(DATA EXTRACTS)

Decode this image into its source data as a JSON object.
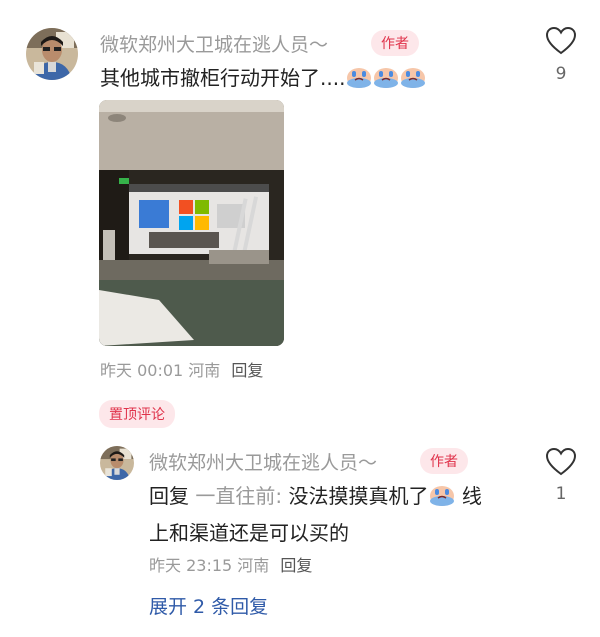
{
  "comment": {
    "username": "微软郑州大卫城在逃人员～",
    "author_badge": "作者",
    "text": "其他城市撤柜行动开始了....",
    "emoji": "crying-face-emoji",
    "likes": "9",
    "time": "昨天 00:01",
    "location": "河南",
    "reply_label": "回复"
  },
  "pinned_label": "置顶评论",
  "reply": {
    "username": "微软郑州大卫城在逃人员～",
    "author_badge": "作者",
    "prefix": "回复",
    "quoted_user": "一直往前:",
    "text_before": "没法摸摸真机了",
    "text_after": " 线",
    "text_line2": "上和渠道还是可以买的",
    "likes": "1",
    "time": "昨天 23:15",
    "location": "河南",
    "reply_label": "回复"
  },
  "expand_label": "展开 2 条回复",
  "colors": {
    "accent": "#e0334b",
    "badge_bg": "#fde7ea",
    "link": "#2f5aa8"
  }
}
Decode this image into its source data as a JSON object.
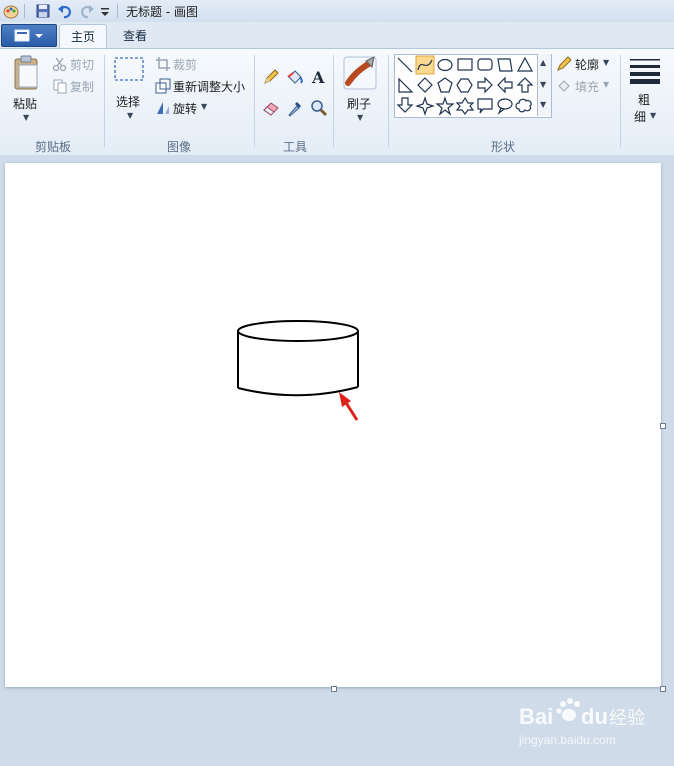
{
  "window": {
    "title": "无标题 - 画图"
  },
  "tabs": {
    "home": "主页",
    "view": "查看"
  },
  "clipboard": {
    "paste": "粘贴",
    "cut": "剪切",
    "copy": "复制",
    "group": "剪贴板"
  },
  "image": {
    "select": "选择",
    "crop": "裁剪",
    "resize": "重新调整大小",
    "rotate": "旋转",
    "group": "图像"
  },
  "tools": {
    "group": "工具"
  },
  "brushes": {
    "label": "刷子"
  },
  "shapes": {
    "outline": "轮廓",
    "fill": "填充",
    "group": "形状",
    "selected": "curve"
  },
  "size": {
    "label_line1": "粗",
    "label_line2": "细"
  },
  "watermark": {
    "brand": "Bai",
    "brand2": "du",
    "jingyan": "经验",
    "url": "jingyan.baidu.com"
  },
  "colors": {
    "accent": "#2a5ca8",
    "annotation_arrow": "#e0201b",
    "selected_shape": "#fbd98f"
  }
}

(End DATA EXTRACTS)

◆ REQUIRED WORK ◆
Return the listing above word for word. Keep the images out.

◆ THE COMPLETED TASK ◆
Decode this image into its source data as a JSON object.
{
  "comment": {
    "username": "微软郑州大卫城在逃人员～",
    "author_badge": "作者",
    "text": "其他城市撤柜行动开始了....",
    "emoji": "crying-face-emoji",
    "likes": "9",
    "time": "昨天 00:01",
    "location": "河南",
    "reply_label": "回复"
  },
  "pinned_label": "置顶评论",
  "reply": {
    "username": "微软郑州大卫城在逃人员～",
    "author_badge": "作者",
    "prefix": "回复",
    "quoted_user": "一直往前:",
    "text_before": "没法摸摸真机了",
    "text_after": " 线",
    "text_line2": "上和渠道还是可以买的",
    "likes": "1",
    "time": "昨天 23:15",
    "location": "河南",
    "reply_label": "回复"
  },
  "expand_label": "展开 2 条回复",
  "colors": {
    "accent": "#e0334b",
    "badge_bg": "#fde7ea",
    "link": "#2f5aa8"
  }
}
Decode this image into its source data as a JSON object.
{
  "window": {
    "title": "无标题 - 画图"
  },
  "tabs": {
    "home": "主页",
    "view": "查看"
  },
  "clipboard": {
    "paste": "粘贴",
    "cut": "剪切",
    "copy": "复制",
    "group": "剪贴板"
  },
  "image": {
    "select": "选择",
    "crop": "裁剪",
    "resize": "重新调整大小",
    "rotate": "旋转",
    "group": "图像"
  },
  "tools": {
    "group": "工具"
  },
  "brushes": {
    "label": "刷子"
  },
  "shapes": {
    "outline": "轮廓",
    "fill": "填充",
    "group": "形状",
    "selected": "curve"
  },
  "size": {
    "label_line1": "粗",
    "label_line2": "细"
  },
  "watermark": {
    "brand": "Bai",
    "brand2": "du",
    "jingyan": "经验",
    "url": "jingyan.baidu.com"
  },
  "colors": {
    "accent": "#2a5ca8",
    "annotation_arrow": "#e0201b",
    "selected_shape": "#fbd98f"
  }
}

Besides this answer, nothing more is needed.